EXERCISE INSTRUCTIONS. Lines containing the word "title" are the ones to copy from the records below.

Entries from a dataset of interfaces.
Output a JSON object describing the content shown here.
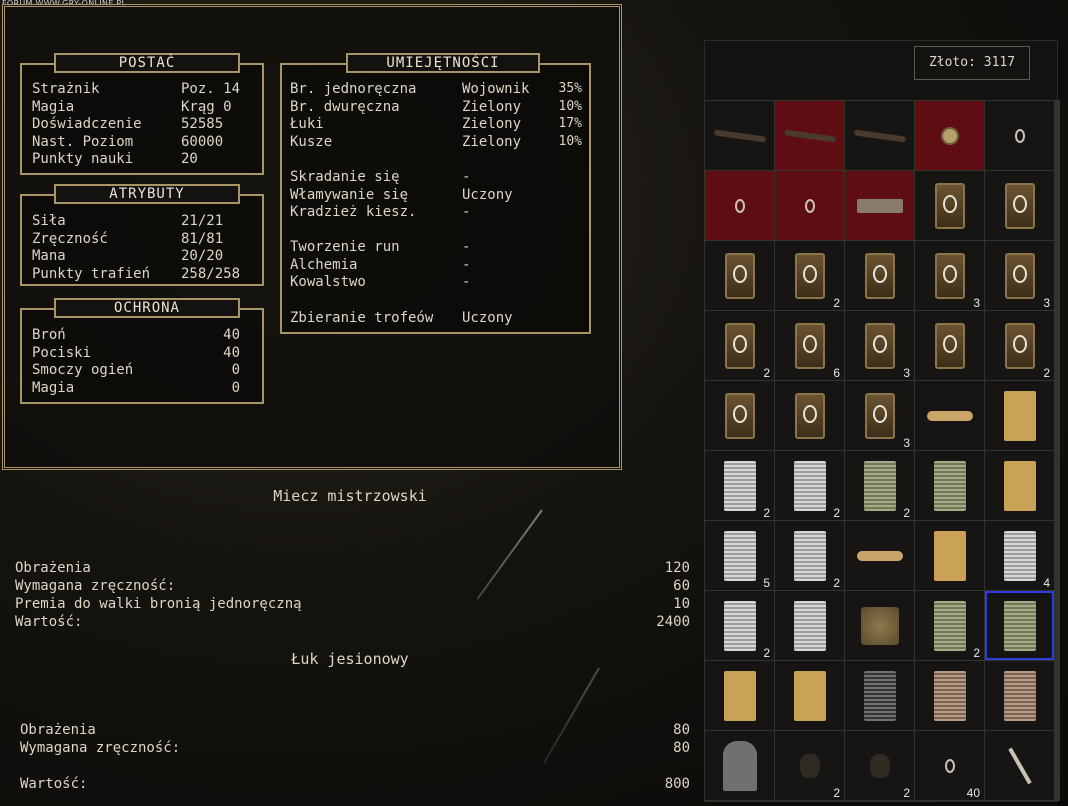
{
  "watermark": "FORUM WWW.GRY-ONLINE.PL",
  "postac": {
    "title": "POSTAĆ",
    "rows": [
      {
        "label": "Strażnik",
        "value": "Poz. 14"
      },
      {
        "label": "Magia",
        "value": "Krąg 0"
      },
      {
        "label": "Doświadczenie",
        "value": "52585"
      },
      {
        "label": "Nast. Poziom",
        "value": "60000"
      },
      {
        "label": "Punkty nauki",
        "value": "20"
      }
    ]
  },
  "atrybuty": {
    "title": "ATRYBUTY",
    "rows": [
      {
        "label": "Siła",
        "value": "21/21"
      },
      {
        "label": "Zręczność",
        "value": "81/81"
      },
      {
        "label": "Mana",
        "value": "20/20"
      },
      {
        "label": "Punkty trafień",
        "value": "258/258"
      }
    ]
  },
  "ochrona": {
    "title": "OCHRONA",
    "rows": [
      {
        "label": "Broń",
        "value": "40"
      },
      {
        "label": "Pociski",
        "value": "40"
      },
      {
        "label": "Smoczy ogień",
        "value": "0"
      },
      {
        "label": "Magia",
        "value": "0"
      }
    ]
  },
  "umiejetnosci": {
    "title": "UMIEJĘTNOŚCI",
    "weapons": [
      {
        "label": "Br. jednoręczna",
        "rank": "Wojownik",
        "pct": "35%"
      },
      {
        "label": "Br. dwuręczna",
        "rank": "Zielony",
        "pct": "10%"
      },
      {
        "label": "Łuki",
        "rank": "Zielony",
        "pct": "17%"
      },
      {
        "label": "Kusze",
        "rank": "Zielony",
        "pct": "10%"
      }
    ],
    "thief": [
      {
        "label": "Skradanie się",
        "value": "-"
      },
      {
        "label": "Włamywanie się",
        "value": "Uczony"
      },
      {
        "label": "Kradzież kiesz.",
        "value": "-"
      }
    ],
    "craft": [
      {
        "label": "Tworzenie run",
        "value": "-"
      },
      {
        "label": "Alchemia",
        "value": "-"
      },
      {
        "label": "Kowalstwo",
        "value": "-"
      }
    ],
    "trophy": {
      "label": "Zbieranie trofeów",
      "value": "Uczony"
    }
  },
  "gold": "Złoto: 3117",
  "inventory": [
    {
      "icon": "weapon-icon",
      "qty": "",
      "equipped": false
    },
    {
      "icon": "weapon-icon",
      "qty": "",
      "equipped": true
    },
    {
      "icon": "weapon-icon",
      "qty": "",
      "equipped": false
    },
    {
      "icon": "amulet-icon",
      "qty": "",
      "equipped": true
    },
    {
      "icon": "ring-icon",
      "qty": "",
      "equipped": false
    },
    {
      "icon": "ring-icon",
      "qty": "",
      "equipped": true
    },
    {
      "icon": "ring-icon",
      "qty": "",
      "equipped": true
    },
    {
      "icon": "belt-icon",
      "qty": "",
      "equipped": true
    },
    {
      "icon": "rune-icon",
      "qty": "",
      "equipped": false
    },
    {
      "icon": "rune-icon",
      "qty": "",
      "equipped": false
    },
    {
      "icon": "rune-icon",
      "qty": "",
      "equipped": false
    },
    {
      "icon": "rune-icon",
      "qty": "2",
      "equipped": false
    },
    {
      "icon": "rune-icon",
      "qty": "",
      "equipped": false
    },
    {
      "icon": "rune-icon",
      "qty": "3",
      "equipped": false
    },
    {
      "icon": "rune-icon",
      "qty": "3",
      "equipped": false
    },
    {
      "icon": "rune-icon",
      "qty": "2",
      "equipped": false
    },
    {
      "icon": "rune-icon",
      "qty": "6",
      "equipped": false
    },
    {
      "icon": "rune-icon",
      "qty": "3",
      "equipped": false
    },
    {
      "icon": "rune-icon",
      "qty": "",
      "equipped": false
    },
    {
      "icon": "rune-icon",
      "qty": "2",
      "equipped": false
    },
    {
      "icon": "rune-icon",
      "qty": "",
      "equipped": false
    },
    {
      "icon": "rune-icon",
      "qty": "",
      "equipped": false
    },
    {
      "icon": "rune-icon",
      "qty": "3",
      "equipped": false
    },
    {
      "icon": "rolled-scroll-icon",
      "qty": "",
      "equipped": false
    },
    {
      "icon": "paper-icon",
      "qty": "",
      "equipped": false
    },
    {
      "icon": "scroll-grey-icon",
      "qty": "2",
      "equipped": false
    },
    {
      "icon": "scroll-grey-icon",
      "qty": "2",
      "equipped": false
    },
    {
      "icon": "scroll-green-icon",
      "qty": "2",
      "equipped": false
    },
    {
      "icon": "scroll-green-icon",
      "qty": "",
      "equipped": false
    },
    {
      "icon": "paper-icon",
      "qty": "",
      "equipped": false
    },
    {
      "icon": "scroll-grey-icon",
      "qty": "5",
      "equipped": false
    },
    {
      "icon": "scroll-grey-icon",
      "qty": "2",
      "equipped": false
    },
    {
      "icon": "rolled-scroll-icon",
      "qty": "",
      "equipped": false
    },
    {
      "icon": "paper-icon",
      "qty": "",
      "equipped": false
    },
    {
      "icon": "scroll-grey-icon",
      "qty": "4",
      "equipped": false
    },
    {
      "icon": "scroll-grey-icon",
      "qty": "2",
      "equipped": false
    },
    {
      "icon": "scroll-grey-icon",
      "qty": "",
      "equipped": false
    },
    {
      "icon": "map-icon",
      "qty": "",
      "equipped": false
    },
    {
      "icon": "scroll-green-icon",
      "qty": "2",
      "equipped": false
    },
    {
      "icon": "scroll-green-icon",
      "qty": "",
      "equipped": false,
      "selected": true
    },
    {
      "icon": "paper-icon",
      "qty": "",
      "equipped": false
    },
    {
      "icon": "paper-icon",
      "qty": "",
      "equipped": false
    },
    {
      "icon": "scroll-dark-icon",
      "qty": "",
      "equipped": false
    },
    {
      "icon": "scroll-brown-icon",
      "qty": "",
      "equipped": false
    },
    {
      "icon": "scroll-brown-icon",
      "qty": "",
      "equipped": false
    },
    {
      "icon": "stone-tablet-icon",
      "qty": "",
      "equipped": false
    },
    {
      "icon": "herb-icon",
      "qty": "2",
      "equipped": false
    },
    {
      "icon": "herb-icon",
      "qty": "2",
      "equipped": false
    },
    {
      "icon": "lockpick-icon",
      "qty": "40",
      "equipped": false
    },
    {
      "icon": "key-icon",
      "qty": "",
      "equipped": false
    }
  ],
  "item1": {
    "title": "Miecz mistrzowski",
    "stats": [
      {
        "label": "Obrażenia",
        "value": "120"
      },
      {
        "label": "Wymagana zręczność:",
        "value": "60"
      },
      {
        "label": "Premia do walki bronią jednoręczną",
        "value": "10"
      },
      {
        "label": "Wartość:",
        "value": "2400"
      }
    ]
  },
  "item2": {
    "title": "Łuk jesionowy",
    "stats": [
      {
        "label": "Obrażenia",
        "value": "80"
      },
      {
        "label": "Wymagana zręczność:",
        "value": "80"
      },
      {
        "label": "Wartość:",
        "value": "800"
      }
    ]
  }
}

OUTPUT FOR THIS TASK.
    "title": "POSTAĆ",
    "title": "ATRYBUTY",
    "title": "OCHRONA",
    "title": "UMIEJĘTNOŚCI",
    "title": "Miecz mistrzowski",
    "title": "Łuk jesionowy",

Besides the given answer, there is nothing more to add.